Here's why mentoring in journalism is so important
PressPad’s Nicola Slawson has been a journalist for seven years but said that the nepotism she saw whilst studying for her MA in journalism left her with a sour taste. She realised the importance of finding a mentor and once she was settled in the industry became a mentor herself. Here Nicola breaks down the importance of mentoring.
When I first decided I wanted to try and realise my greatest ambition to be a journalist, I didn’t know anyone who was a journalist and I had no idea how to break in. Without trying to sound too much like Sadiq Khan (who infamously regularly reminded voters during his mayoral campaign that he was the son of a bus driver), I’m the daughter of a mechanic and a nurse and from a rural county. I had never lived in London before. Journalism felt unpenetrable.
After doing an internship at a small indie publication, I applied for the Scott Trust Bursary and was lucky enough to be successful which meant I was soon studying on the newspaper MA programme at City University, which is considered by many to be the best journalism school in the country. It was there that I realised how rife nepotism is in journalism. It wasn’t just that there were relatives of top journalists and editors on my course – and there were plenty of those – but also so many of them knew each other from various private schools and prestigious universities or because their older siblings had dated each other 10 years ago.
Lots of them actually came from the same university, a Russell Group university in the north of England, and it was during my first week that I found out there was a tradition for graduates of this university to help those younger than them get a place on the City journalism course. They would outline exactly what to expect from the interview process which meant when we were all asked to go out into Islington and “find a story”, the graduates from this Uni already knew it was going to be one of the tasks and had come prepared. I had wondered at the time why none of them mirrored the sheer look of terror on my own face. These same people would also be helped by the graduates to get work experience or shifts at the publications they were now working at themselves – or of course, they would just ask their older sister or someone even more senior like their dad or uncle. I felt quite bitter that nobody had come before me to help give me a leg up and that I had to do it all by myself.
I soon realised that actually I didn’t need to do it by myself because there were other people who were willing to help me after they read my work or realised how passionate I was to break in. Most of these were senior people at the Guardian who I met while on work experience as part of the Scott Trust Bursary. One in particular, Denis Campbell who is the Guardian’s health policy editor, became my mentor and would regularly take me for lunch in the work canteen and ask me about stories I was working on and jobs I was applying for and what I wanted to do in my career. He also helped me get commissions, told me about jobs, gave me references and also gave me some hard truths when I needed to hear them.

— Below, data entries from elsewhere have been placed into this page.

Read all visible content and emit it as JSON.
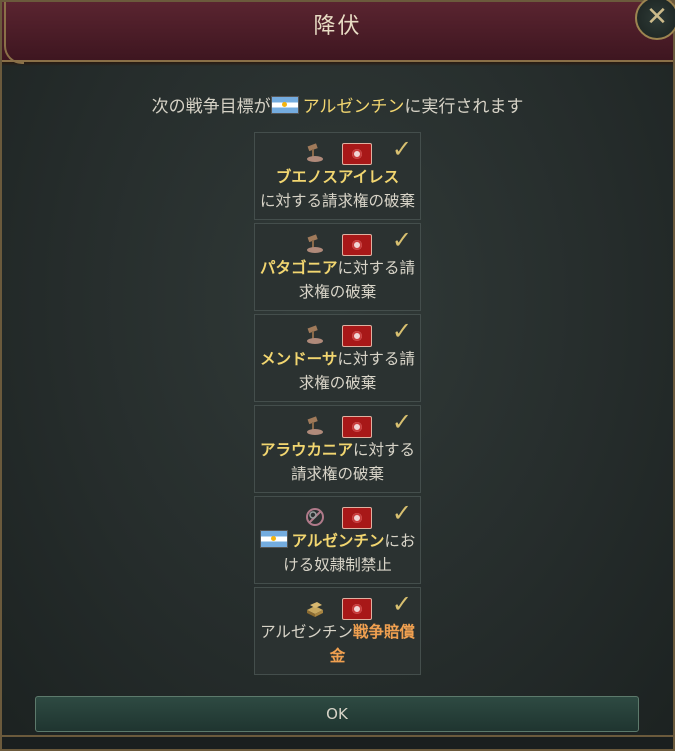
{
  "dialog": {
    "title": "降伏",
    "close_label": "✕",
    "subtitle_prefix": "次の戦争目標が",
    "subtitle_country": "アルゼンチン",
    "subtitle_suffix": "に実行されます",
    "ok_label": "OK"
  },
  "goals": [
    {
      "icon": "gavel-icon",
      "highlight": "ブエノスアイレス",
      "rest": "に対する請求権の破棄"
    },
    {
      "icon": "gavel-icon",
      "highlight": "パタゴニア",
      "rest": "に対する請求権の破棄"
    },
    {
      "icon": "gavel-icon",
      "highlight": "メンドーサ",
      "rest": "に対する請求権の破棄"
    },
    {
      "icon": "gavel-icon",
      "highlight": "アラウカニア",
      "rest": "に対する請求権の破棄"
    },
    {
      "icon": "broken-chain-icon",
      "highlight": "アルゼンチン",
      "rest": "における奴隷制禁止"
    },
    {
      "icon": "gold-bars-icon",
      "prefix": "アルゼンチン",
      "highlight": "戦争賠償金"
    }
  ]
}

But I also still considered the editors who helped me in the first months to be my mentors too even though I had never formally asked them because even though we wouldn’t meet regularly, they would also inquire about my career or offer to put me in touch with another editor. All these little acts of kindness added up and I went from trying to break in to being a bonafide journalist. My approach to mentoring has become “got to catch them all” and I honestly believe in having as many formal or informal mentors as you want. I love that I now have a female mentor at a totally different newspaper who can help me more broadly but equally I would love to find a mentor who does exactly the kind of journalism I want to do so I can follow in their footsteps.
There are many different ways to get a mentor. You can get one through one of the journalism schemes (see below), you can get one through a workplace programme, you can ask someone who you already know or you can either email your favourite journalist, take a punt and ask if they will mentor you. Some people even take to Twitter and ask if anyone wants to mentor them in an open call-out. You never know. Someone awesome might say yes.
Not all mentoring experiences will be successful and you might have to just cut your losses and move on to trying to find someone who is a better fit. But there are definitely things you can do to help make the experience more positive.
Finally, because of the experience I had at my journalism school and because of how much I have been helped by people just a few steps ahead of me, I really believe that we can all be mentors and we should all be helping pull up other people (especially those from non-elite backgrounds) up behind us. If you have just graduated from university, can you find a scheme that will enable you to help someone who has just started? Or can you volunteer to act as a mentor at your old school or Sixth Form college? I am now a mentor for a young journalist through Second Source and have several other young journalists who sometimes call me or email me on an ad hoc basis for advice so I have a similar approach to mentoring as I do to being mentored.
I will leave you with the words of Michelle Obama:
“All of us are mentors. You’re mentors right here and now. And one of the things I’ve always done throughout my life, I have always found that person, that group of people that I was going to reach my hand out and help bring them along with me.”
Here are some useful articles all about mentoring:
Dear men: why you shouldn’t be afraid to mentor female colleagues like me by Holly Peacock-Godwin
The most feminist thing you can do at work by Viv GroskopHow mentors can help accelerate journalism careers
A full list of all the mentor schemes and what the deadlines are on the amazing JournoResources website.
Michelle Obama – Becoming
Watch the full masterclass here: